The records below are to be reproduced exactly, with the pictures left out.

START SUPPLIED DATA

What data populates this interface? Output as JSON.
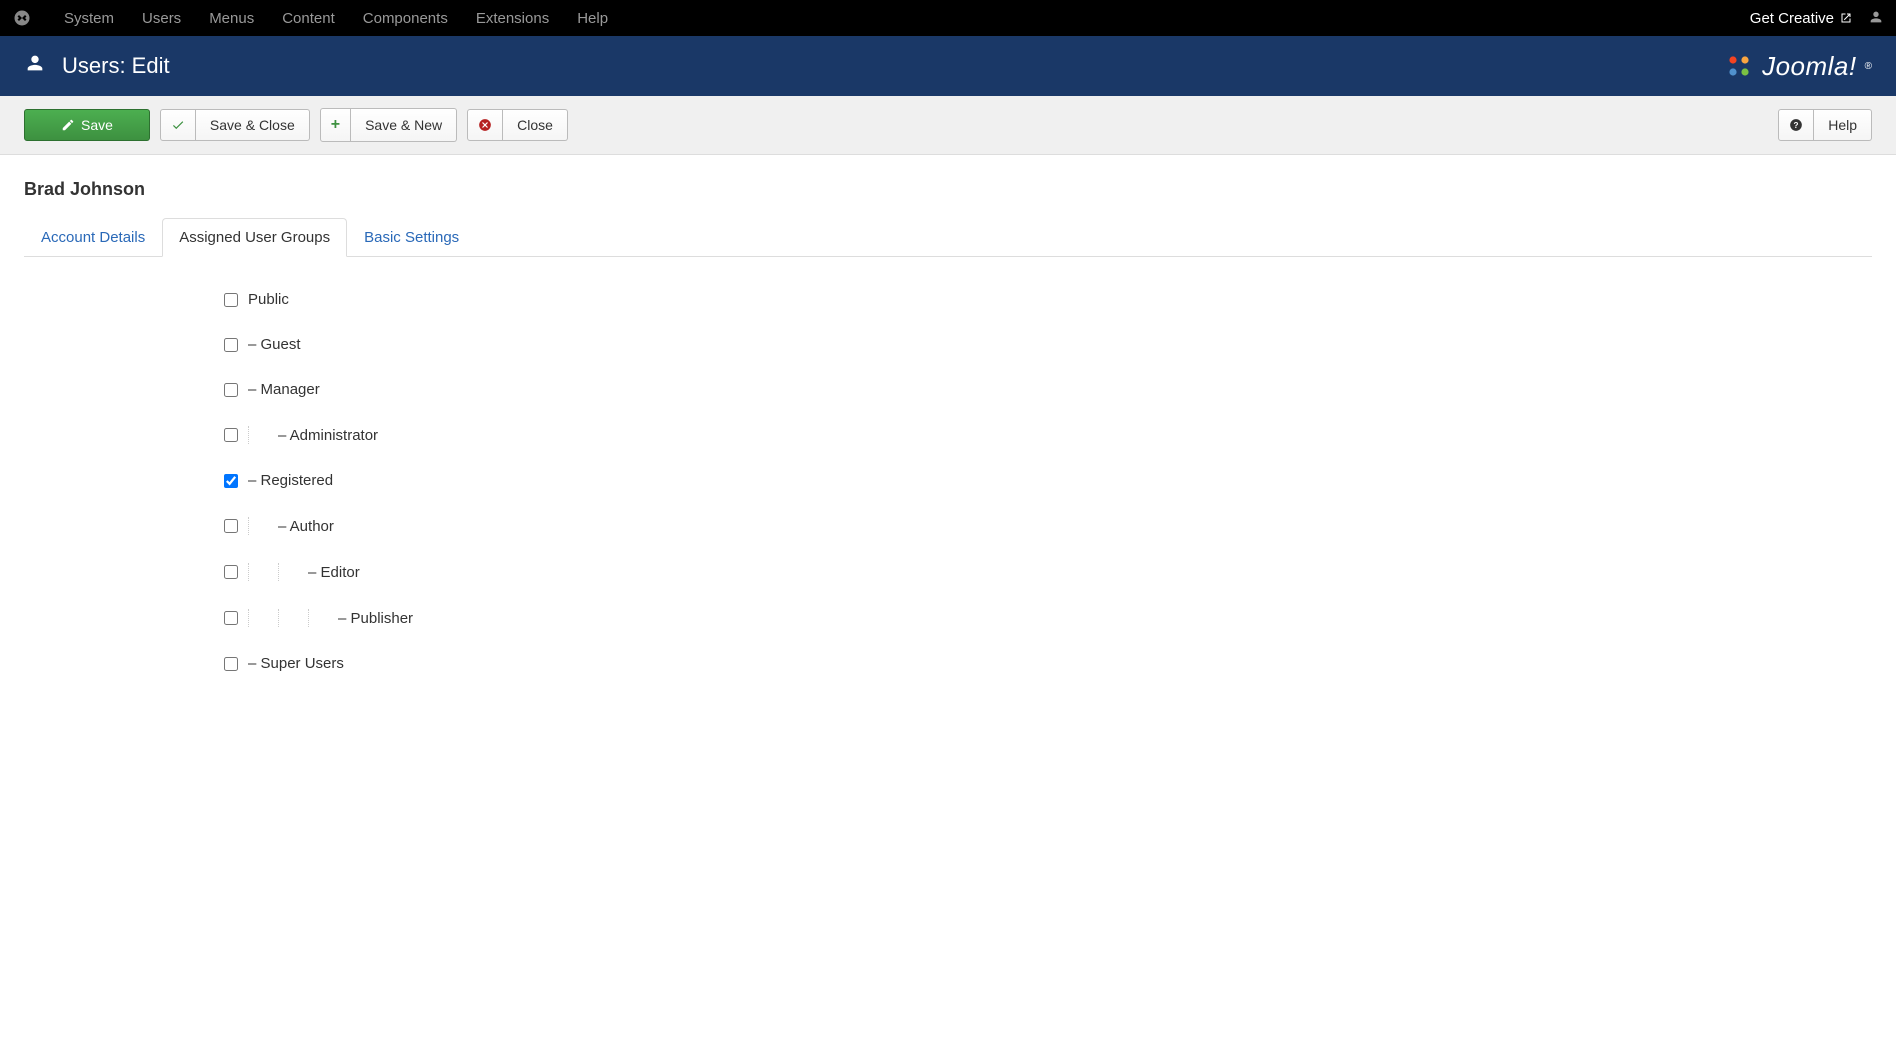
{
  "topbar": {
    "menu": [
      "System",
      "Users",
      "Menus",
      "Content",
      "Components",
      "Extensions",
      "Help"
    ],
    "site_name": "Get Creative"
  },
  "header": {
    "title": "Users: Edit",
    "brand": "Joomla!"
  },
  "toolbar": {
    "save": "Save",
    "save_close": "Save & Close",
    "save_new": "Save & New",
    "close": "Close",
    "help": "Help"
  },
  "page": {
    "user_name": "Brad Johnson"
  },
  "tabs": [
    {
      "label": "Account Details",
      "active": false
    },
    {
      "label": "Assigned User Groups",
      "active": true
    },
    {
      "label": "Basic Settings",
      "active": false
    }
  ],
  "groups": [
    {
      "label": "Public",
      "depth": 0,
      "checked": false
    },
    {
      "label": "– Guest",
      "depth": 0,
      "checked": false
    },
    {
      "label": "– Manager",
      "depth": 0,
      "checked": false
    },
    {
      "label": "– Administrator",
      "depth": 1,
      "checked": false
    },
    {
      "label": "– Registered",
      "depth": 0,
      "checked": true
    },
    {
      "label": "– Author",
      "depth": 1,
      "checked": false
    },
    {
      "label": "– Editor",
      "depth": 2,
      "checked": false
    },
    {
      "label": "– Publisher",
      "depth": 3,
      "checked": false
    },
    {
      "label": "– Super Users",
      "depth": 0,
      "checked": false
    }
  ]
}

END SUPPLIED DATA

■ EXPECTED ANSWER:
What data populates this interface? Output as JSON.
{
  "topbar": {
    "menu": [
      "System",
      "Users",
      "Menus",
      "Content",
      "Components",
      "Extensions",
      "Help"
    ],
    "site_name": "Get Creative"
  },
  "header": {
    "title": "Users: Edit",
    "brand": "Joomla!"
  },
  "toolbar": {
    "save": "Save",
    "save_close": "Save & Close",
    "save_new": "Save & New",
    "close": "Close",
    "help": "Help"
  },
  "page": {
    "user_name": "Brad Johnson"
  },
  "tabs": [
    {
      "label": "Account Details",
      "active": false
    },
    {
      "label": "Assigned User Groups",
      "active": true
    },
    {
      "label": "Basic Settings",
      "active": false
    }
  ],
  "groups": [
    {
      "label": "Public",
      "depth": 0,
      "checked": false
    },
    {
      "label": "– Guest",
      "depth": 0,
      "checked": false
    },
    {
      "label": "– Manager",
      "depth": 0,
      "checked": false
    },
    {
      "label": "– Administrator",
      "depth": 1,
      "checked": false
    },
    {
      "label": "– Registered",
      "depth": 0,
      "checked": true
    },
    {
      "label": "– Author",
      "depth": 1,
      "checked": false
    },
    {
      "label": "– Editor",
      "depth": 2,
      "checked": false
    },
    {
      "label": "– Publisher",
      "depth": 3,
      "checked": false
    },
    {
      "label": "– Super Users",
      "depth": 0,
      "checked": false
    }
  ]
}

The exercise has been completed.